Lessons learned from a high-performing team.
I have been a consultant for some time, having the privilege of working with many great teams and organizations. With experience in portfolio management, more than a decade ago I was working with a high-performing and empowered team. Challenged with some work in our backlog, we wanted to refactor several objects. Since other teams were relying on our functionality, we had the typical pressure of a delivery deadline. The easy answer was to simply make it work and incur the technical debt. A developer put the answer in terms that stuck with me, “If we don’t do this we are proving our detractors right. They say that Agile design is no design”. In the end, we built a product that was better than the one we’d have if we took the shortcut.
So, what does this have to do with Portfolios?
Let’s say a mid-sized company or business unit has five Agile teams working on a product. We could even go a step further and say that the teams are all capable, accountable, and self-organizing. The teams may be highly efficient, each team producing results as expected.
How do we know that the overall goals of the organization are being met? Even if all five teams produced product enhancements that satisfied their niche, there is no guarantee that the overall goals would still be met. Furthermore, if they employ different technologies, API approaches, and test strategies, it’d be difficult to believe that they could produce a fully working tested product. Having five teams, each doing well, does not mean that we are executing a business strategy. The easy answer is to let the teams be Agile and do their own work. The right answer is to manage both the overall product strategy and product development. If we don’t manage both, we are proving our detractors right when they say that Agile management is no management.
Similar to how teams need to broaden their delivery methods, we too need to consider the overall business unit needs. Some call this Portfolio Management.
Unfortunately, there are more definitions for Portfolio Management than I would care to count. For now, let’s just consider the need to execute a business strategy and coordinate work across several teams. A brief list of considerations at the portfolio level should include infrastructure needs, enterprise architecture, coordinated high-level planning, reporting progress against long-term goals, and resolving cross-team dependencies. This is not the definitive list, what your Portfolio Management addresses should serve the needs of your organization.
Portfolio Management is a lesson in servant leadership.
The classic perception of Portfolio Management has phase gates, design documentation, requirements documents, and review boards. How do we reconcile that model with empowered teams/product owners, emergent architecture, and frequent delivery of working tested software? The answer is applying a servant leadership model.
Portfolio Management should be a service to the business unit. A business unit with a strategic plan wants to understand and measure progress against its goals. Portfolio Management utilizes high-level goals from multiple teams to coordinate and develop a plan to meet the business needs. By coordinating work, businesses can deliver maximum value and create a view that does not exist at the team level.
Portfolio Management should also serve the delivery teams. Successful product delivery teams take a system view, coordinate infrastructure, enterprise architecture, test strategy, and address cross-team constraints. Again, this is a view that individual teams simply do not have. Portfolio Management can help make teams more successful.

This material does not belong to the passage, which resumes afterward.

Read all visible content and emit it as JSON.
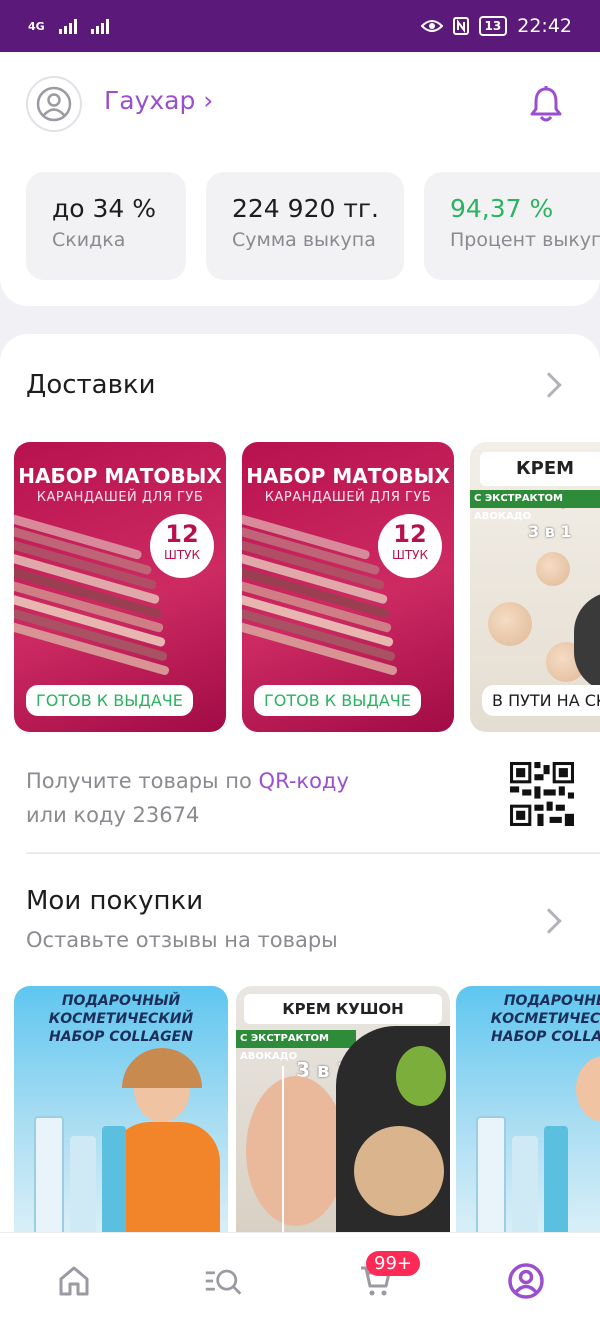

Is there a place for Portfolio Management in an Agile world? Yes, Agile Portfolio Management can serve both business and information technology needs. Essentially, Agile Portfolio Management is multiple teams working together to deliver a complex product to execute a business strategy. I would say that anything short of good Portfolio Management may be irresponsible. Let’s not prove our detractors right.
Steve Fastabend is Senior Essentialist at Trissential/SQS